Vn53.1 A Birthday Party 7/28/77
Robby’s birthday comes in August. Connecticut friends whom he
would like to have at a party can not come to Boston. When he suggested
an early party during our vacation, we agreed. Preparations for the
party focused on choosing activities and procuring treats and prizes.
If you have ‘prizes’ at a party, you must have one for everyone
and the question devolves to one of who gets first pick. The ‘activities’
became a means of deciding the order of selecting prizes. Robby
suggested a foot race and pin-the-tail-on-the-donkey. Miriam, younger
than all his friends and predictably last in a race, objected. She was
declared ‘judge’ and assured she would receive a prize for that office.
Robby took some cardboard (left over from manufacture of the go-cart of
Vignette 50) and drew thereupon a donkey. He made a selection of tails
to be affixed with tape (I balked at the idea of children pinning tails
on the timber walls of our house). When Robby decided the prizes should
be “matchbox racers” (at $1.20 apiece), it was clear he had proposed
enough games. The party was to conclude with an ice cream cake and a
selection of favors. (The items selected were the same as those
distributed at a party for Raymond’s brother — Hershey bars, bubble gum,
a balloon). The chosen hours were 2 to 4 pm. (These hours had been
the standard for parties attended by Miriam and Robby that year).
Six children were to be present. Miriam had to be there. Raymond
was his best friend. David and Vi were friends from a baby-sitting
playgroup he had been a member of. Who else should come? On the way
to Guilford, Robby said he might not have anyone to play with because
he couldn’t remember his schoolmates very well. On our first day in
Guilford, Robby encountered Michael on a walk and the 2 played that day.
After playing with John, a boy who lives across the street, he decided
playing with him was boring. Thus Michael was weakly preferred to John.
Robby called his friends and made the arrangements. David would arrive
late because of a conflict with his swimming class.
The day of the party I picked up Raymond by car and returned home
by 2:05. Robby and Miriam were awaiting guests at the end of the drive.
Raymond joined them while I put the car away and went inside. Before
the party, when he started wondering what presents he would get, I
asked Robby what was more important to him — that his friends come to
play or that he get presents. Robby said he really didn’t care about
the presents. Raymond came to the party without a present; he had
thought he was just coming over to play. I had told him not to worry
about it. He was Robby’s best friend and it was most important that
About 2:30 the 3 children entered the house. No other guests were
coming, a dreadful situation. Robby called Vi, who had forgotten about
the party and promised to come right over. No one answered the tele-
phone at Michael’s house. With Vi now definitely expected and David
known to be coming later, the 3 children occupied the interval by exam-
ining the prizes. They decided that half the 12 prizes (matchbox
racers) should be reclassified as favors and allocated them accordingly.

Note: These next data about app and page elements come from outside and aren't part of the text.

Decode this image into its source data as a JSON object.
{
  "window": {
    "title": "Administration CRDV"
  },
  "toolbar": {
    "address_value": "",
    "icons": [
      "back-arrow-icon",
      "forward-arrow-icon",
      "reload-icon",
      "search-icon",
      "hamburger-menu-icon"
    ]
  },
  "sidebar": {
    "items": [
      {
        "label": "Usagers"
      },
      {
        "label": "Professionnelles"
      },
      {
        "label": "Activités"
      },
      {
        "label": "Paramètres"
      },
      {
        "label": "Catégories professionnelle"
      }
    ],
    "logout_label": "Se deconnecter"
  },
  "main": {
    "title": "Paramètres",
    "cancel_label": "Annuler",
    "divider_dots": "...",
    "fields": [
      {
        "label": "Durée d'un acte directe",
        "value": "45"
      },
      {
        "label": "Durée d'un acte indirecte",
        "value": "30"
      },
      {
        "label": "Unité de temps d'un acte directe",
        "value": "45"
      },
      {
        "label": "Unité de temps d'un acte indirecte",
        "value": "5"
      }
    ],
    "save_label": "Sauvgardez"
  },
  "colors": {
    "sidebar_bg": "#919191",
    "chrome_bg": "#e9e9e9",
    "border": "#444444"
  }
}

Robby asked me: “If Michael doesn’t come, can I have his two racers
because he won’t be bringing me a present?” This seemed reasonably
fair to the other 2 children and to me. Robby tried calling Michael

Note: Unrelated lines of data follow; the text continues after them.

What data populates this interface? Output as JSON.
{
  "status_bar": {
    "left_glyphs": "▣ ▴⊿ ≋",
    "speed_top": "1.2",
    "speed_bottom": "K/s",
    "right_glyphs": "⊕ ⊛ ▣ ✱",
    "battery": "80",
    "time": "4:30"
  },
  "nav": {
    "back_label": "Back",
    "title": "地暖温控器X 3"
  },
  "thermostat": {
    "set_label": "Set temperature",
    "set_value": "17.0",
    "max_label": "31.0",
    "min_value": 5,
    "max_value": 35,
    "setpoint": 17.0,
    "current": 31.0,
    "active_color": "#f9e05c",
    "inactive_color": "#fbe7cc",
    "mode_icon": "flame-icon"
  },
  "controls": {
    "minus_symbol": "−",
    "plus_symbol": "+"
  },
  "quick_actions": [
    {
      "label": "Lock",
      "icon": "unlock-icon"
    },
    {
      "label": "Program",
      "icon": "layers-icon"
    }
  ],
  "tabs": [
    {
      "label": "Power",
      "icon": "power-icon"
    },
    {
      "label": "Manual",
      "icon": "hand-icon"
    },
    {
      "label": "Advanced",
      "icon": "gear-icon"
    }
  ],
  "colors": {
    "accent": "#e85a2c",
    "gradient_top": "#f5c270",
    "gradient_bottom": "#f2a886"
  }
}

again with no response, and declared the two left-overs to be his.
Vi entered with the first present, a nicely wrapped package con-
taining a bottle of bubble bath in the shape of a brontosaurus. Robby
was pleased. Shortly after, David arrived. His present, the second
and last, was a nicely wrapped package containing a bottle of bubble
bath in the shape of a rocket. Robby: “Oh well, I guess I’ll have to
take lots of baths.” The 2 most recent arrivals inspected their favors
and prizes. All 5 children then fell to making their balloons scream
by letting the air escape through the neck stretched flat. At my
suggestion, the children took Miriam’s beach ball to play in the yard.
The game of choice was ‘keep away.’ I forbade them to keep the ball
away from Miriam (their original plan, since she objected to the game,
probably suspecting that end). Their alternate game pitted Robby and
Raymond against Vi and David. Miriam sulked and sat on her swing.
After a half hour’s play, the children came in for the cake. At
4:10, expecting the party to end with the last of the cake, I was
surprised to hear cries that I had promised to take the children over to
the playground for the prize selection race. I did so, but warned the
children that their stay would be very short because Raymond had a 4:30
deadline at home. The race was run, prizes were distributed, and all
were content except Miriam; David chose the racing car she wanted.
After we dropped David, Vi, and Raymond off at their houses, I told
Robby how unhappy Miriam was. He agreed to work out with her some
distribution of their six racers which she would consider satisfactory.
This party was one arranged by the children according to their
ideas and reflecting the way they coped with unexpected contingencies.
Robby has said since how much he enjoyed the party. Miriam suffered
the younger child’s burden of being left out and left behind.